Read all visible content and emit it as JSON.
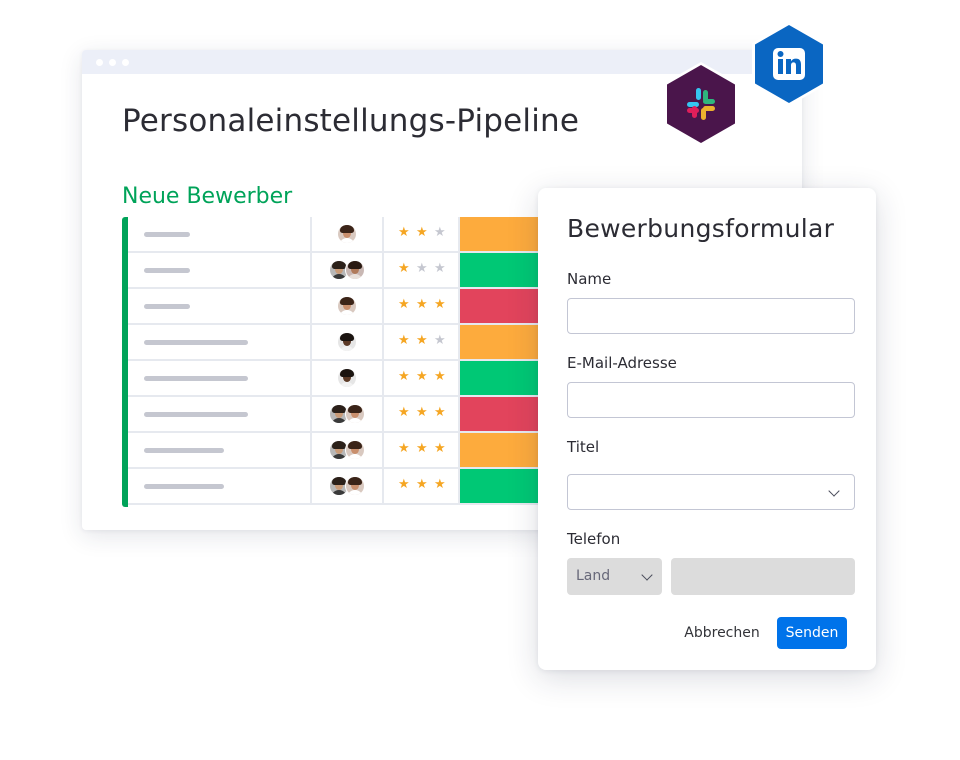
{
  "board": {
    "title": "Personaleinstellungs-Pipeline",
    "group_title": "Neue Bewerber",
    "group_color": "#00a359",
    "rows": [
      {
        "name_len": "short",
        "people": [
          "woman-curly"
        ],
        "rating": 2,
        "status_color": "#fdab3d"
      },
      {
        "name_len": "short",
        "people": [
          "man-beard",
          "woman-dark"
        ],
        "rating": 1,
        "status_color": "#00c875"
      },
      {
        "name_len": "short",
        "people": [
          "woman-curly"
        ],
        "rating": 3,
        "status_color": "#e2445c"
      },
      {
        "name_len": "long",
        "people": [
          "man-dark"
        ],
        "rating": 2,
        "status_color": "#fdab3d"
      },
      {
        "name_len": "long",
        "people": [
          "man-dark"
        ],
        "rating": 3,
        "status_color": "#00c875"
      },
      {
        "name_len": "long",
        "people": [
          "man-beard",
          "woman-curly"
        ],
        "rating": 3,
        "status_color": "#e2445c"
      },
      {
        "name_len": "medium",
        "people": [
          "man-beard",
          "woman-curly"
        ],
        "rating": 3,
        "status_color": "#fdab3d"
      },
      {
        "name_len": "medium",
        "people": [
          "man-beard",
          "woman-curly"
        ],
        "rating": 3,
        "status_color": "#00c875"
      }
    ],
    "star_on_color": "#f5a623",
    "star_off_color": "#c5c7d0",
    "star_glyph": "★"
  },
  "integrations": [
    {
      "name": "slack-icon",
      "color": "#4a154b"
    },
    {
      "name": "linkedin-icon",
      "color": "#0a66c2"
    }
  ],
  "form": {
    "title": "Bewerbungsformular",
    "name_label": "Name",
    "name_value": "",
    "email_label": "E-Mail-Adresse",
    "email_value": "",
    "title_label": "Titel",
    "title_value": "",
    "phone_label": "Telefon",
    "country_placeholder": "Land",
    "phone_value": "",
    "cancel_label": "Abbrechen",
    "submit_label": "Senden",
    "submit_color": "#0073ea"
  }
}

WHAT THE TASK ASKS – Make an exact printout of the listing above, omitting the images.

ANSWER TO THIS TASK –
Read all visible content and emit it as JSON.
{
  "board": {
    "title": "Personaleinstellungs-Pipeline",
    "group_title": "Neue Bewerber",
    "group_color": "#00a359",
    "rows": [
      {
        "name_len": "short",
        "people": [
          "woman-curly"
        ],
        "rating": 2,
        "status_color": "#fdab3d"
      },
      {
        "name_len": "short",
        "people": [
          "man-beard",
          "woman-dark"
        ],
        "rating": 1,
        "status_color": "#00c875"
      },
      {
        "name_len": "short",
        "people": [
          "woman-curly"
        ],
        "rating": 3,
        "status_color": "#e2445c"
      },
      {
        "name_len": "long",
        "people": [
          "man-dark"
        ],
        "rating": 2,
        "status_color": "#fdab3d"
      },
      {
        "name_len": "long",
        "people": [
          "man-dark"
        ],
        "rating": 3,
        "status_color": "#00c875"
      },
      {
        "name_len": "long",
        "people": [
          "man-beard",
          "woman-curly"
        ],
        "rating": 3,
        "status_color": "#e2445c"
      },
      {
        "name_len": "medium",
        "people": [
          "man-beard",
          "woman-curly"
        ],
        "rating": 3,
        "status_color": "#fdab3d"
      },
      {
        "name_len": "medium",
        "people": [
          "man-beard",
          "woman-curly"
        ],
        "rating": 3,
        "status_color": "#00c875"
      }
    ],
    "star_on_color": "#f5a623",
    "star_off_color": "#c5c7d0",
    "star_glyph": "★"
  },
  "integrations": [
    {
      "name": "slack-icon",
      "color": "#4a154b"
    },
    {
      "name": "linkedin-icon",
      "color": "#0a66c2"
    }
  ],
  "form": {
    "title": "Bewerbungsformular",
    "name_label": "Name",
    "name_value": "",
    "email_label": "E-Mail-Adresse",
    "email_value": "",
    "title_label": "Titel",
    "title_value": "",
    "phone_label": "Telefon",
    "country_placeholder": "Land",
    "phone_value": "",
    "cancel_label": "Abbrechen",
    "submit_label": "Senden",
    "submit_color": "#0073ea"
  }
}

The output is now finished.